Some tips for introducing a new dog into your family. Thanks to Genisis Dog food. Now available at Brontosaurus Pet store!
Introducing a new pet to your family is such a wonderful and exciting prospect. But before you get carried away with any 4-legged additions to the family, there are a few things you should consider, just to make sure the reality of a new pet meets your expectations.
First, take some time to research and discover what would be the right breed and age of dog to suit your family. When considering breeds it’s important to consider the physical size and environment of your family and to match what your family life would offer to your new dog. After all, a family of 3 children, living in an apartment in the middle of the city has a very different life to a single teenager child living on a large family farm with their parents. So do some reading on the genetic and personality traits of breeds to make sure they match your family’s inherent lifestyle.
The age of your pet is also important. If you’re considering an older dog, make sure it is familiar, tolerant and friendly with children before you say, “Yes, this is the dog for our family.” Mature dogs that have already lived through their puppy socialising period of their life (generally the first 6 months of life) and are not used to children are likely to respond in a fearful or protection manner, especially at mealtimes and when the dog is playing with a toy. Similarly, if you choose a puppy, make sure that it is young enough to be socialised with children and/or it has had positive experiences with children already in its life.
The second step is to prepare your children for the new pet, the importance of pet ownership and to make your children aware of the ‘Pet Rules’ below.
Supervision: Make sure an adult is ALWAYS supervising when your children (or any child!) are in the company of your new dog. This is critical at all times, but especially so at feeding time or if your pet has a toy.
Handling: Take the time to teach your children how to respect and handle the new dog, reminding then consistently that pets are not toys, and that they can feel pain if they’re roughly handled. It is equally important to make sure your new pet gets use to and accepting of the children interacting and playing/touching them.

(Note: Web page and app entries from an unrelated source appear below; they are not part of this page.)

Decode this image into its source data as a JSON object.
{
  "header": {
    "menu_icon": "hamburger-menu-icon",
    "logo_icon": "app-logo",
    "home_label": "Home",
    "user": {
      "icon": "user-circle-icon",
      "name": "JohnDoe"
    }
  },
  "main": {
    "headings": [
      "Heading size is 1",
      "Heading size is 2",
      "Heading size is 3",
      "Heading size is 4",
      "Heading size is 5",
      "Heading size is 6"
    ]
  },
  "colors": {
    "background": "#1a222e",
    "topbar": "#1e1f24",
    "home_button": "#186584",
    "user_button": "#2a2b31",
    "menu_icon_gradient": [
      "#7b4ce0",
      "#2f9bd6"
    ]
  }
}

Familiarity & Bonding: Play with your children and the new dog and encourage them to take part in activities with dogs that are appropriate to the child’s age. This allows them to bond under supervision and also to learn about each other and develop together. These activities must be age appropriate. For example, a four-year-old child cannot be solely responsible for a dog during a walk, but can help such as getting the dog’s leash and plastic bags (for you know what!) before you go for a walk together. Older children should be encouraged to help with obedience activities, such as sitting and coming when called. These activities help teach your dog that children are higher in the social hierarchy than dogs are.

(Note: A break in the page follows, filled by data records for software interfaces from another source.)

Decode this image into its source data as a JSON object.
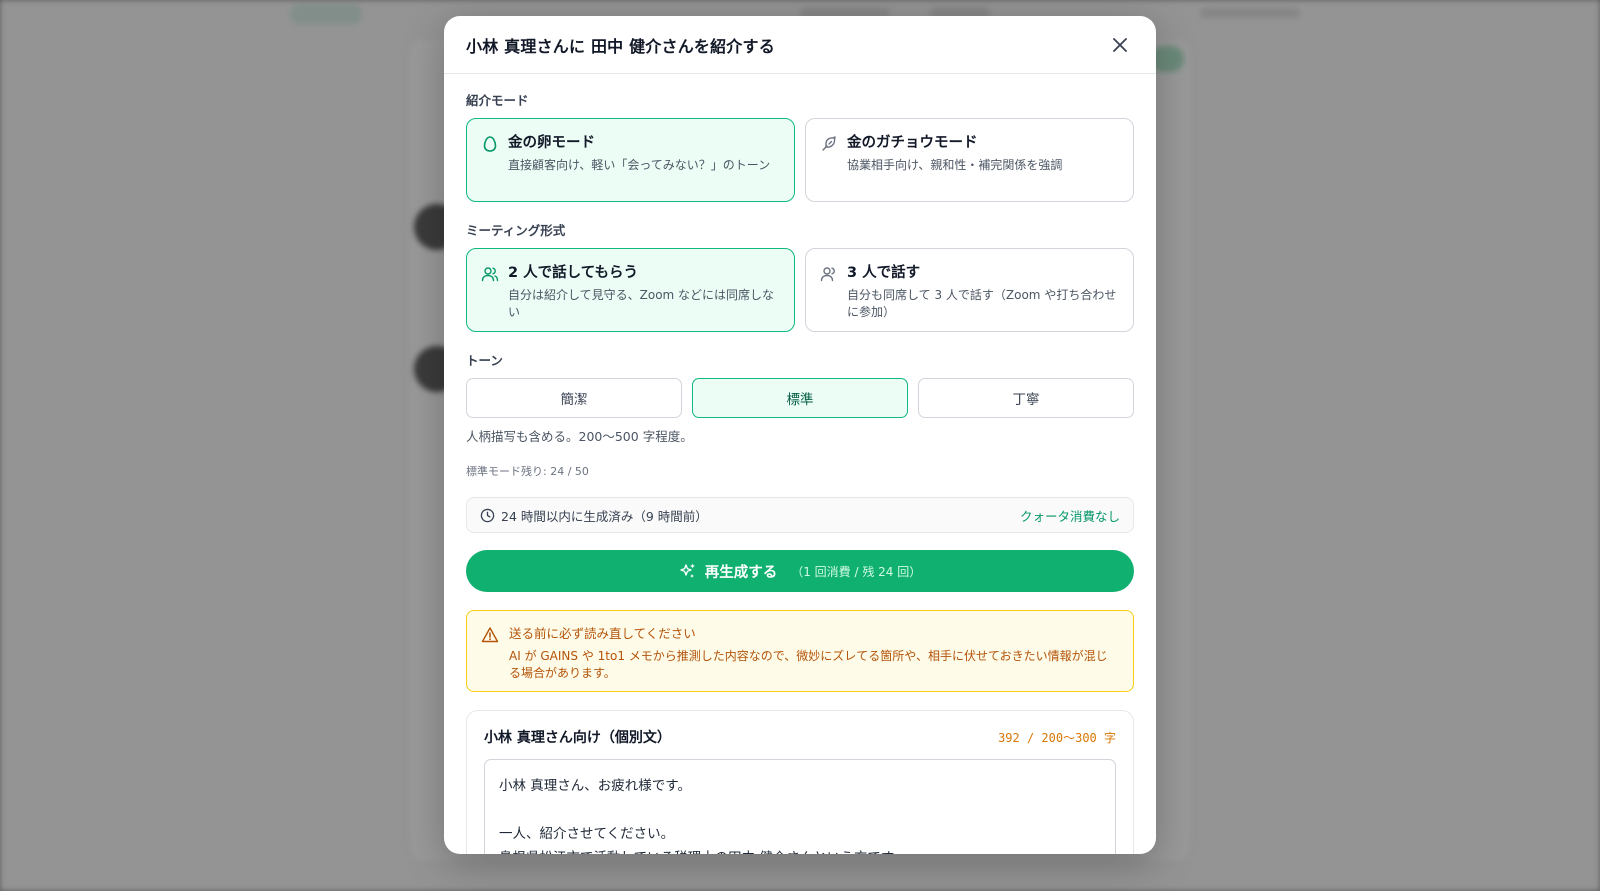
{
  "modal": {
    "title": "小林 真理さんに 田中 健介さんを紹介する",
    "close_icon": "close-icon"
  },
  "intro_mode": {
    "label": "紹介モード",
    "options": [
      {
        "title": "金の卵モード",
        "desc": "直接顧客向け、軽い「会ってみない？」のトーン",
        "icon": "egg-icon",
        "selected": true
      },
      {
        "title": "金のガチョウモード",
        "desc": "協業相手向け、親和性・補完関係を強調",
        "icon": "goose-icon",
        "selected": false
      }
    ]
  },
  "meeting_format": {
    "label": "ミーティング形式",
    "options": [
      {
        "title": "2 人で話してもらう",
        "desc": "自分は紹介して見守る、Zoom などには同席しない",
        "icon": "two-users-icon",
        "selected": true
      },
      {
        "title": "3 人で話す",
        "desc": "自分も同席して 3 人で話す（Zoom や打ち合わせに参加）",
        "icon": "users-icon",
        "selected": false
      }
    ]
  },
  "tone": {
    "label": "トーン",
    "options": [
      "簡潔",
      "標準",
      "丁寧"
    ],
    "selected": "標準",
    "description": "人柄描写も含める。200〜500 字程度。",
    "quota_text": "標準モード残り: 24 / 50"
  },
  "cache": {
    "text": "24 時間以内に生成済み（9 時間前）",
    "note": "クォータ消費なし",
    "icon": "clock-icon"
  },
  "regenerate": {
    "label": "再生成する",
    "sub": "（1 回消費 / 残 24 回）",
    "icon": "sparkles-icon"
  },
  "warning": {
    "title": "送る前に必ず読み直してください",
    "body": "AI が GAINS や 1to1 メモから推測した内容なので、微妙にズレてる箇所や、相手に伏せておきたい情報が混じる場合があります。",
    "icon": "warning-icon"
  },
  "message": {
    "title": "小林 真理さん向け（個別文）",
    "count": "392 / 200〜300 字",
    "lines": [
      "小林 真理さん、お疲れ様です。",
      "",
      "一人、紹介させてください。",
      "島根県松江市で活動している税理士の田中 健介さんという方です。"
    ]
  },
  "colors": {
    "accent": "#10b981",
    "accent_bg": "#ecfdf5",
    "button": "#10b070",
    "warning_border": "#facc15",
    "warning_text": "#b45309",
    "count_text": "#d97706"
  }
}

Remember a new pet is a special time but must be responsibly managed for the safety and enjoyment of all. A dog companion can help build confidence, happiness and friendships for all your family, so make the investment up front in terms of preparation, time allocation & personal commitment to the process and make sure it is a success.
– Dr Al, The Pet Vet from the Genesis Website